◆ **Problem to solve**:
In the listing below, find each line with the string "varchar" and report it.

◆ **Raw data**:
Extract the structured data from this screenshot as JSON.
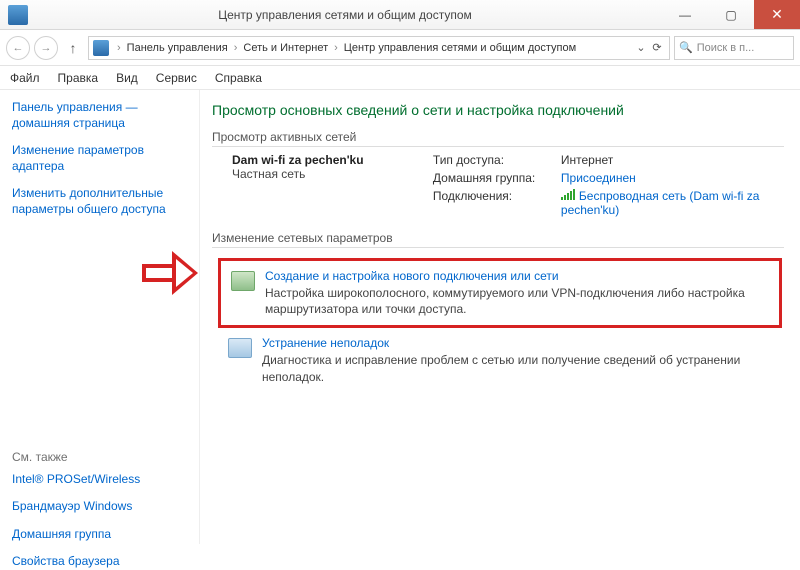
{
  "window": {
    "title": "Центр управления сетями и общим доступом"
  },
  "breadcrumbs": {
    "item1": "Панель управления",
    "item2": "Сеть и Интернет",
    "item3": "Центр управления сетями и общим доступом"
  },
  "search": {
    "placeholder": "Поиск в п..."
  },
  "menu": {
    "file": "Файл",
    "edit": "Правка",
    "view": "Вид",
    "service": "Сервис",
    "help": "Справка"
  },
  "sidebar": {
    "link1": "Панель управления — домашняя страница",
    "link2": "Изменение параметров адаптера",
    "link3": "Изменить дополнительные параметры общего доступа",
    "see_also": "См. также",
    "see1": "Intel® PROSet/Wireless",
    "see2": "Брандмауэр Windows",
    "see3": "Домашняя группа",
    "see4": "Свойства браузера"
  },
  "main": {
    "heading": "Просмотр основных сведений о сети и настройка подключений",
    "active_label": "Просмотр активных сетей",
    "net_name": "Dam wi-fi za pechen'ku",
    "net_type": "Частная сеть",
    "access_lbl": "Тип доступа:",
    "access_val": "Интернет",
    "homegroup_lbl": "Домашняя группа:",
    "homegroup_val": "Присоединен",
    "conn_lbl": "Подключения:",
    "conn_val": "Беспроводная сеть (Dam wi-fi za pechen'ku)",
    "change_label": "Изменение сетевых параметров",
    "opt1_title": "Создание и настройка нового подключения или сети",
    "opt1_desc": "Настройка широкополосного, коммутируемого или VPN-подключения либо настройка маршрутизатора или точки доступа.",
    "opt2_title": "Устранение неполадок",
    "opt2_desc": "Диагностика и исправление проблем с сетью или получение сведений об устранении неполадок."
  }
}
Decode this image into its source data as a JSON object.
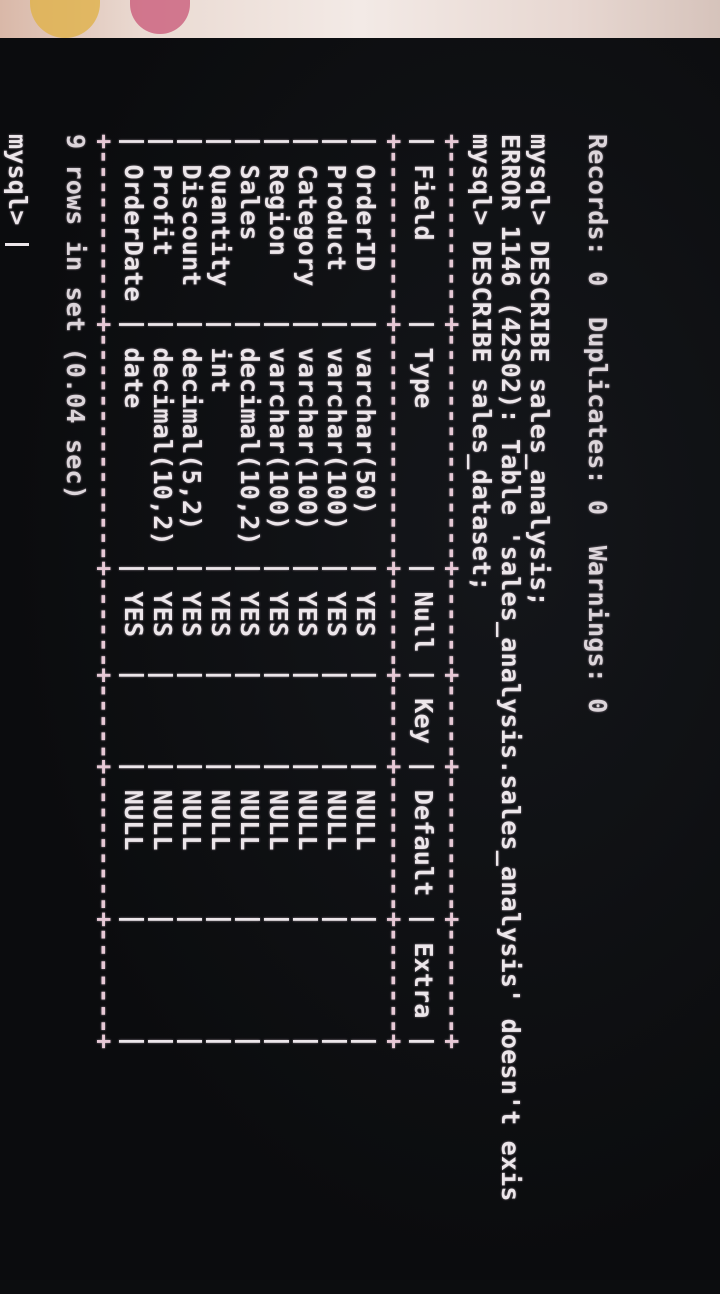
{
  "terminal": {
    "lines": [
      "Records: 0  Duplicates: 0  Warnings: 0",
      "",
      "mysql> DESCRIBE sales_analysis;",
      "ERROR 1146 (42S02): Table 'sales_analysis.sales_analysis' doesn't exis",
      "mysql> DESCRIBE sales_dataset;"
    ],
    "table": {
      "border": "+-----------+---------------+------+-----+---------+-------+",
      "header": "| Field     | Type          | Null | Key | Default | Extra |",
      "rows": [
        "| OrderID   | varchar(50)   | YES  |     | NULL    |       |",
        "| Product   | varchar(100)  | YES  |     | NULL    |       |",
        "| Category  | varchar(100)  | YES  |     | NULL    |       |",
        "| Region    | varchar(100)  | YES  |     | NULL    |       |",
        "| Sales     | decimal(10,2) | YES  |     | NULL    |       |",
        "| Quantity  | int           | YES  |     | NULL    |       |",
        "| Discount  | decimal(5,2)  | YES  |     | NULL    |       |",
        "| Profit    | decimal(10,2) | YES  |     | NULL    |       |",
        "| OrderDate | date          | YES  |     | NULL    |       |"
      ]
    },
    "footer": "9 rows in set (0.04 sec)",
    "prompt": "mysql> "
  }
}
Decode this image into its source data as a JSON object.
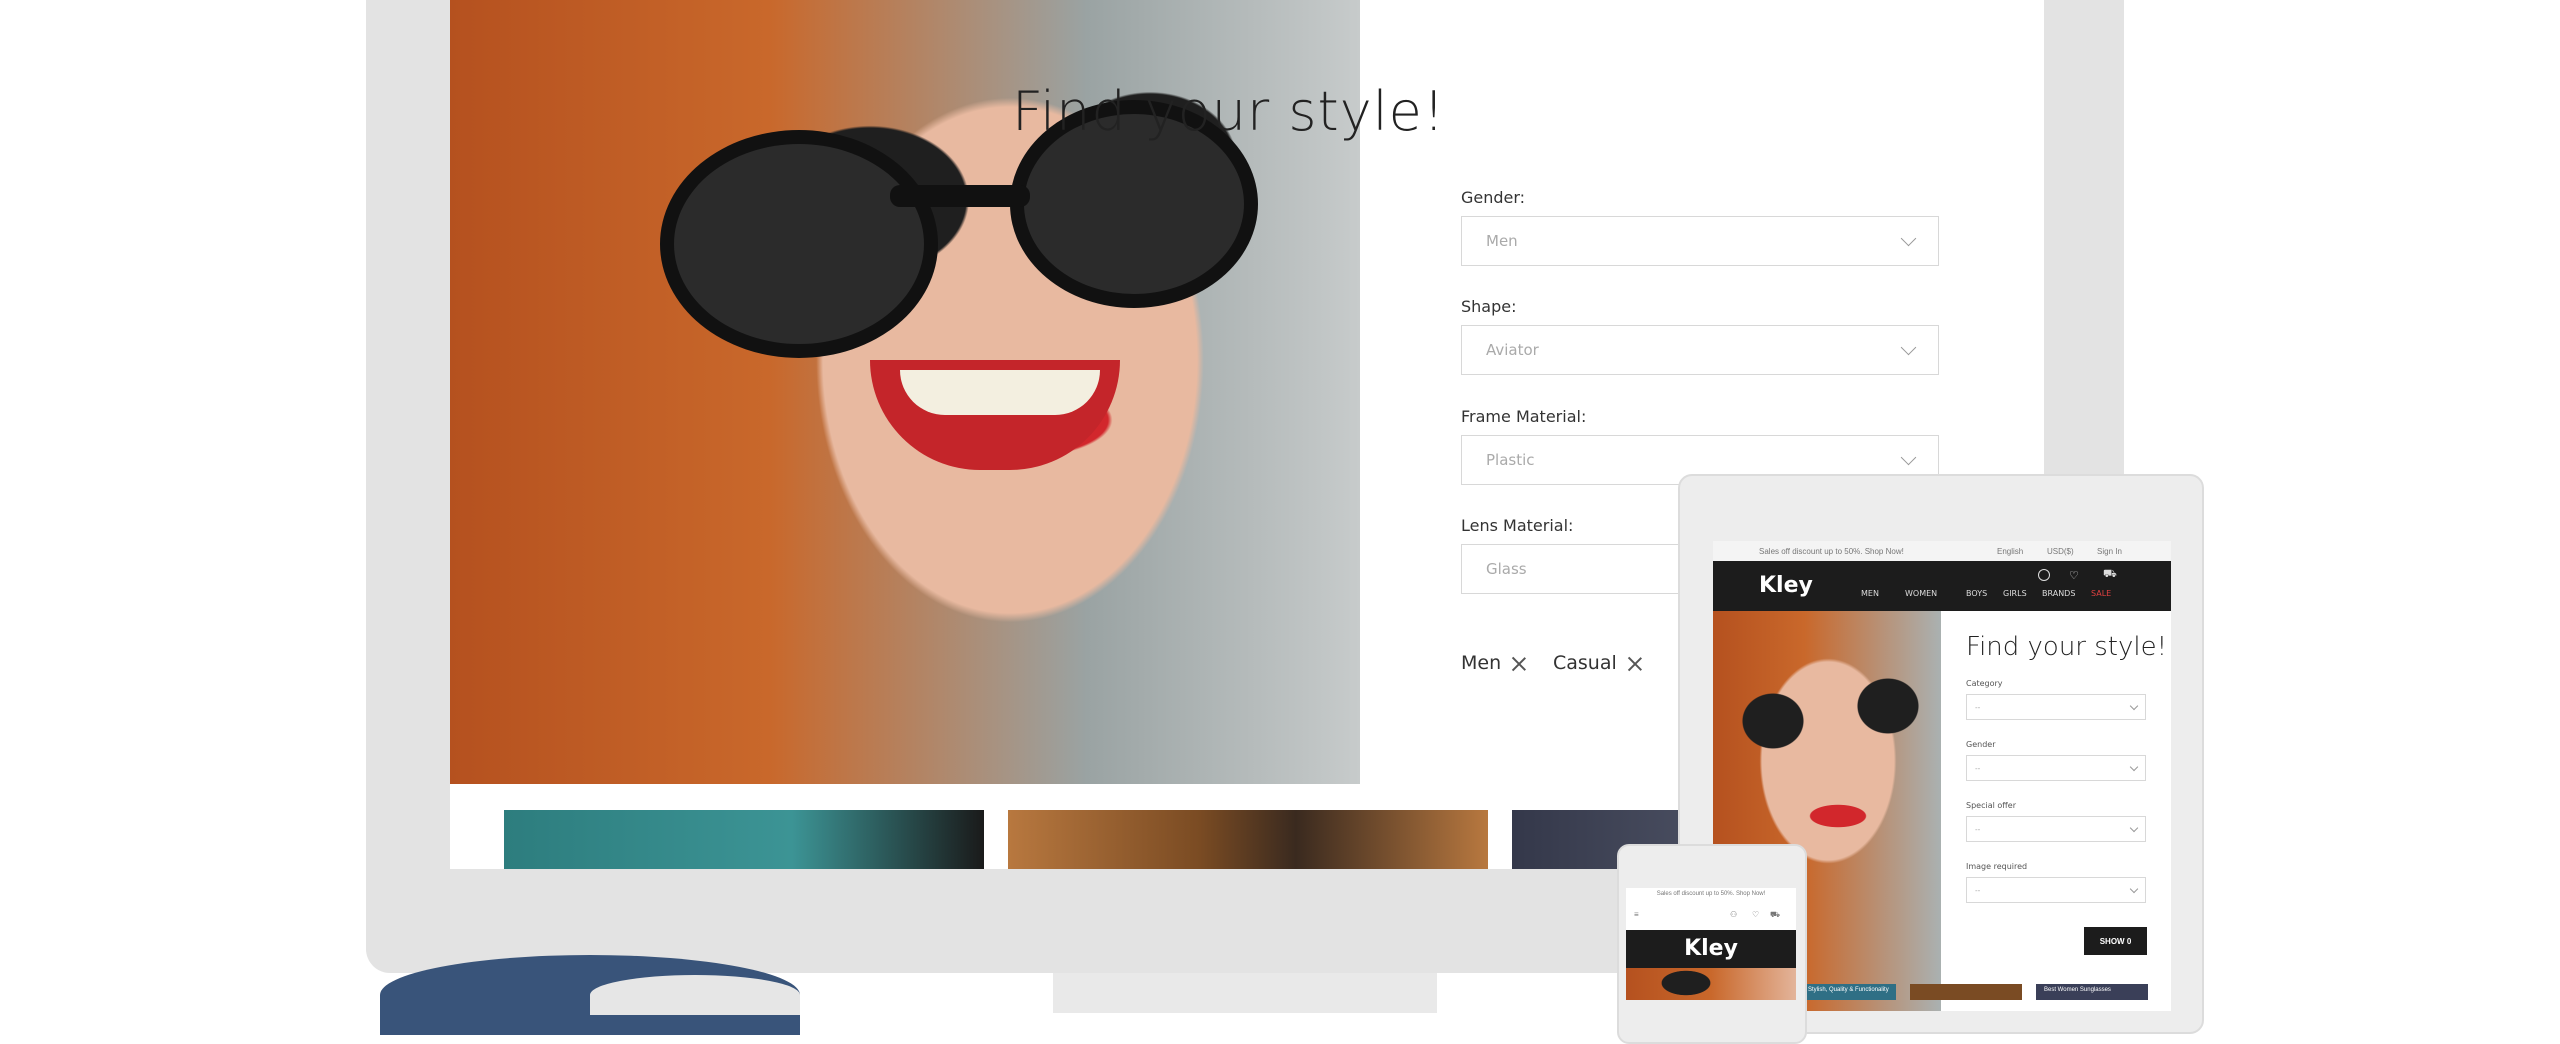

◆ **The completed task**:
        "| OrderID   | varchar(50)   | YES  |     | NULL    |       |",
        "| Product   | varchar(100)  | YES  |     | NULL    |       |",
        "| Category  | varchar(100)  | YES  |     | NULL    |       |",
        "| Region    | varchar(100)  | YES  |     | NULL    |       |",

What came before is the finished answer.